* _REQUIRED WORK_: Every entry must be copied word for word.

* _DATA PROVIDED_:
□ □ □ □ □ □ □
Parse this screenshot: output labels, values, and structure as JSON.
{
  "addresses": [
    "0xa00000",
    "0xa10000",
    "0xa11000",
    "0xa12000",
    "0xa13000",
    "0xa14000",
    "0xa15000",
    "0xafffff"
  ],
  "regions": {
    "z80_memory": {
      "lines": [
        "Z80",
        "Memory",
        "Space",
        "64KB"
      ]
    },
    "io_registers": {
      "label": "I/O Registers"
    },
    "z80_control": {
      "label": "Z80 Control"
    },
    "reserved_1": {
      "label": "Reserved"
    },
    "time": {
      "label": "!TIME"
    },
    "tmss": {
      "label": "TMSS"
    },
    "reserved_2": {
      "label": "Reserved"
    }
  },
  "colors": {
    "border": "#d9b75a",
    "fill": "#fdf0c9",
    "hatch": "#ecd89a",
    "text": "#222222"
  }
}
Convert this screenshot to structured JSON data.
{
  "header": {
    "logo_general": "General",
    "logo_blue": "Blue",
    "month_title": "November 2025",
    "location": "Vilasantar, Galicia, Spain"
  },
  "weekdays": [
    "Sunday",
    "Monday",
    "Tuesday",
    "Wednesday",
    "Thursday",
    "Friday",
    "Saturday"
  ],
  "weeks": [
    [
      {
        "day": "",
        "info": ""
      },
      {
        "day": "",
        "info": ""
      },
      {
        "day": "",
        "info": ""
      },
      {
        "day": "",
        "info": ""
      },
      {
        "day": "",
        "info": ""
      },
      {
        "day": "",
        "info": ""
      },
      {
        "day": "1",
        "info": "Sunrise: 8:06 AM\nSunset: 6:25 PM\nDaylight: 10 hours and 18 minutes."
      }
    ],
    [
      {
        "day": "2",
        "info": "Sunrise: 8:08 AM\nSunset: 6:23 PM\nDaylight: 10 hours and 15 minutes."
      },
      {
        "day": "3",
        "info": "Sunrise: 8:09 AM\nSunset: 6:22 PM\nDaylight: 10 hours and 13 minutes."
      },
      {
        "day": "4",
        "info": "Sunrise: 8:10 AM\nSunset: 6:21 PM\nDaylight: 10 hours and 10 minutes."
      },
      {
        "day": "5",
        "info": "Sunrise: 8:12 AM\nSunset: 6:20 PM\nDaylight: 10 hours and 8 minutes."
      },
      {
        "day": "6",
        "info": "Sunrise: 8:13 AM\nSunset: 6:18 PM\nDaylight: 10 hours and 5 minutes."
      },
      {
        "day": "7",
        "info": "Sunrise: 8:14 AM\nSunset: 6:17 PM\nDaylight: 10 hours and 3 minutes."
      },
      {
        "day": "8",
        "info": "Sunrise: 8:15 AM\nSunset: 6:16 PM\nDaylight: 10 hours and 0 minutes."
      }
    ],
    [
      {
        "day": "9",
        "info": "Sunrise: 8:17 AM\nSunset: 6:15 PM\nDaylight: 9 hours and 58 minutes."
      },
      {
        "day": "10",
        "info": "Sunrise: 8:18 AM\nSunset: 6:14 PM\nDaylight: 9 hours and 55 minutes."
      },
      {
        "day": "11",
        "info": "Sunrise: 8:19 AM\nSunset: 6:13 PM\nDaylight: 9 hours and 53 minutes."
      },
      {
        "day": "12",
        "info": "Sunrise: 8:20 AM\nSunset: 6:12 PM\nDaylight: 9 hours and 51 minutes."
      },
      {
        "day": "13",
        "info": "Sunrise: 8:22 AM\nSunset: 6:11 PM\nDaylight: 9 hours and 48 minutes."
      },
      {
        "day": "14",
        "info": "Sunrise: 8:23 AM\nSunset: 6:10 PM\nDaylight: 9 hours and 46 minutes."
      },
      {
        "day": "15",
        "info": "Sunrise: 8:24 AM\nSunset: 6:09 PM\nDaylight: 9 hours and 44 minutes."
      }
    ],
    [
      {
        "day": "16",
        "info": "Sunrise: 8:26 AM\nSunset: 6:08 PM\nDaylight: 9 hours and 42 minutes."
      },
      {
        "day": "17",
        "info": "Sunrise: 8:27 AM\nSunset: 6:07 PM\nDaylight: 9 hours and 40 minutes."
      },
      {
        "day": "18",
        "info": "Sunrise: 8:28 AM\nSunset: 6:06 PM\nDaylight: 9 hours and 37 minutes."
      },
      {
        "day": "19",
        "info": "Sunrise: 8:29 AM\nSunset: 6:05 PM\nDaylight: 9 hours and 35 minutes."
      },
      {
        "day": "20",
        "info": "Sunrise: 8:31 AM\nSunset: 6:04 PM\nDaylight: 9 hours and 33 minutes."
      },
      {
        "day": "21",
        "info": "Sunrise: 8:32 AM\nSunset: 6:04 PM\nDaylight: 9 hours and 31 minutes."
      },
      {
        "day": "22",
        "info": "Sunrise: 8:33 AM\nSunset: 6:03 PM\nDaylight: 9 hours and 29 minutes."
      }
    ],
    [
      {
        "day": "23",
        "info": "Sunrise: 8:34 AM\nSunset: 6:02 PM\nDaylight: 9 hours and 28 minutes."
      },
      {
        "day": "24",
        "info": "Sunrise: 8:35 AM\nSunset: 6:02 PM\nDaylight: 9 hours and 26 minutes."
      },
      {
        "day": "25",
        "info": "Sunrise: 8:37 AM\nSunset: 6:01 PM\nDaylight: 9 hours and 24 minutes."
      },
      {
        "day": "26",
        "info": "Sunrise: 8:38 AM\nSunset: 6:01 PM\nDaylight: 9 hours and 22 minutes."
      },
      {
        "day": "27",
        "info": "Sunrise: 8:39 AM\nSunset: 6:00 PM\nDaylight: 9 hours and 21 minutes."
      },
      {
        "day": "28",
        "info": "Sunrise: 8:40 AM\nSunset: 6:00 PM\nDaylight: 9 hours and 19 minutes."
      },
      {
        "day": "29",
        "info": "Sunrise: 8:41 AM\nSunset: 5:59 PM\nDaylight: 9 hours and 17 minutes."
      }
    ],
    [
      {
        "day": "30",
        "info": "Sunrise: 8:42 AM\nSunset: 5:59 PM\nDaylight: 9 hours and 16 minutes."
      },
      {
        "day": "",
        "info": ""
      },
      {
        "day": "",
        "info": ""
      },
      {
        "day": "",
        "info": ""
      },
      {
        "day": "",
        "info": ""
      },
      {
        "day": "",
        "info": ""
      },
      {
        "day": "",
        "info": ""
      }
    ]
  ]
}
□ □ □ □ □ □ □
* _ANSWER BELOW_:
Parse this screenshot: output labels, values, and structure as JSON.
{
  "addresses": [
    "0xa00000",
    "0xa10000",
    "0xa11000",
    "0xa12000",
    "0xa13000",
    "0xa14000",
    "0xa15000",
    "0xafffff"
  ],
  "regions": {
    "z80_memory": {
      "lines": [
        "Z80",
        "Memory",
        "Space",
        "64KB"
      ]
    },
    "io_registers": {
      "label": "I/O Registers"
    },
    "z80_control": {
      "label": "Z80 Control"
    },
    "reserved_1": {
      "label": "Reserved"
    },
    "time": {
      "label": "!TIME"
    },
    "tmss": {
      "label": "TMSS"
    },
    "reserved_2": {
      "label": "Reserved"
    }
  },
  "colors": {
    "border": "#d9b75a",
    "fill": "#fdf0c9",
    "hatch": "#ecd89a",
    "text": "#222222"
  }
}
Convert this screenshot to structured JSON data.
{
  "header": {
    "logo_general": "General",
    "logo_blue": "Blue",
    "month_title": "November 2025",
    "location": "Vilasantar, Galicia, Spain"
  },
  "weekdays": [
    "Sunday",
    "Monday",
    "Tuesday",
    "Wednesday",
    "Thursday",
    "Friday",
    "Saturday"
  ],
  "weeks": [
    [
      {
        "day": "",
        "info": ""
      },
      {
        "day": "",
        "info": ""
      },
      {
        "day": "",
        "info": ""
      },
      {
        "day": "",
        "info": ""
      },
      {
        "day": "",
        "info": ""
      },
      {
        "day": "",
        "info": ""
      },
      {
        "day": "1",
        "info": "Sunrise: 8:06 AM\nSunset: 6:25 PM\nDaylight: 10 hours and 18 minutes."
      }
    ],
    [
      {
        "day": "2",
        "info": "Sunrise: 8:08 AM\nSunset: 6:23 PM\nDaylight: 10 hours and 15 minutes."
      },
      {
        "day": "3",
        "info": "Sunrise: 8:09 AM\nSunset: 6:22 PM\nDaylight: 10 hours and 13 minutes."
      },
      {
        "day": "4",
        "info": "Sunrise: 8:10 AM\nSunset: 6:21 PM\nDaylight: 10 hours and 10 minutes."
      },
      {
        "day": "5",
        "info": "Sunrise: 8:12 AM\nSunset: 6:20 PM\nDaylight: 10 hours and 8 minutes."
      },
      {
        "day": "6",
        "info": "Sunrise: 8:13 AM\nSunset: 6:18 PM\nDaylight: 10 hours and 5 minutes."
      },
      {
        "day": "7",
        "info": "Sunrise: 8:14 AM\nSunset: 6:17 PM\nDaylight: 10 hours and 3 minutes."
      },
      {
        "day": "8",
        "info": "Sunrise: 8:15 AM\nSunset: 6:16 PM\nDaylight: 10 hours and 0 minutes."
      }
    ],
    [
      {
        "day": "9",
        "info": "Sunrise: 8:17 AM\nSunset: 6:15 PM\nDaylight: 9 hours and 58 minutes."
      },
      {
        "day": "10",
        "info": "Sunrise: 8:18 AM\nSunset: 6:14 PM\nDaylight: 9 hours and 55 minutes."
      },
      {
        "day": "11",
        "info": "Sunrise: 8:19 AM\nSunset: 6:13 PM\nDaylight: 9 hours and 53 minutes."
      },
      {
        "day": "12",
        "info": "Sunrise: 8:20 AM\nSunset: 6:12 PM\nDaylight: 9 hours and 51 minutes."
      },
      {
        "day": "13",
        "info": "Sunrise: 8:22 AM\nSunset: 6:11 PM\nDaylight: 9 hours and 48 minutes."
      },
      {
        "day": "14",
        "info": "Sunrise: 8:23 AM\nSunset: 6:10 PM\nDaylight: 9 hours and 46 minutes."
      },
      {
        "day": "15",
        "info": "Sunrise: 8:24 AM\nSunset: 6:09 PM\nDaylight: 9 hours and 44 minutes."
      }
    ],
    [
      {
        "day": "16",
        "info": "Sunrise: 8:26 AM\nSunset: 6:08 PM\nDaylight: 9 hours and 42 minutes."
      },
      {
        "day": "17",
        "info": "Sunrise: 8:27 AM\nSunset: 6:07 PM\nDaylight: 9 hours and 40 minutes."
      },
      {
        "day": "18",
        "info": "Sunrise: 8:28 AM\nSunset: 6:06 PM\nDaylight: 9 hours and 37 minutes."
      },
      {
        "day": "19",
        "info": "Sunrise: 8:29 AM\nSunset: 6:05 PM\nDaylight: 9 hours and 35 minutes."
      },
      {
        "day": "20",
        "info": "Sunrise: 8:31 AM\nSunset: 6:04 PM\nDaylight: 9 hours and 33 minutes."
      },
      {
        "day": "21",
        "info": "Sunrise: 8:32 AM\nSunset: 6:04 PM\nDaylight: 9 hours and 31 minutes."
      },
      {
        "day": "22",
        "info": "Sunrise: 8:33 AM\nSunset: 6:03 PM\nDaylight: 9 hours and 29 minutes."
      }
    ],
    [
      {
        "day": "23",
        "info": "Sunrise: 8:34 AM\nSunset: 6:02 PM\nDaylight: 9 hours and 28 minutes."
      },
      {
        "day": "24",
        "info": "Sunrise: 8:35 AM\nSunset: 6:02 PM\nDaylight: 9 hours and 26 minutes."
      },
      {
        "day": "25",
        "info": "Sunrise: 8:37 AM\nSunset: 6:01 PM\nDaylight: 9 hours and 24 minutes."
      },
      {
        "day": "26",
        "info": "Sunrise: 8:38 AM\nSunset: 6:01 PM\nDaylight: 9 hours and 22 minutes."
      },
      {
        "day": "27",
        "info": "Sunrise: 8:39 AM\nSunset: 6:00 PM\nDaylight: 9 hours and 21 minutes."
      },
      {
        "day": "28",
        "info": "Sunrise: 8:40 AM\nSunset: 6:00 PM\nDaylight: 9 hours and 19 minutes."
      },
      {
        "day": "29",
        "info": "Sunrise: 8:41 AM\nSunset: 5:59 PM\nDaylight: 9 hours and 17 minutes."
      }
    ],
    [
      {
        "day": "30",
        "info": "Sunrise: 8:42 AM\nSunset: 5:59 PM\nDaylight: 9 hours and 16 minutes."
      },
      {
        "day": "",
        "info": ""
      },
      {
        "day": "",
        "info": ""
      },
      {
        "day": "",
        "info": ""
      },
      {
        "day": "",
        "info": ""
      },
      {
        "day": "",
        "info": ""
      },
      {
        "day": "",
        "info": ""
      }
    ]
  ]
}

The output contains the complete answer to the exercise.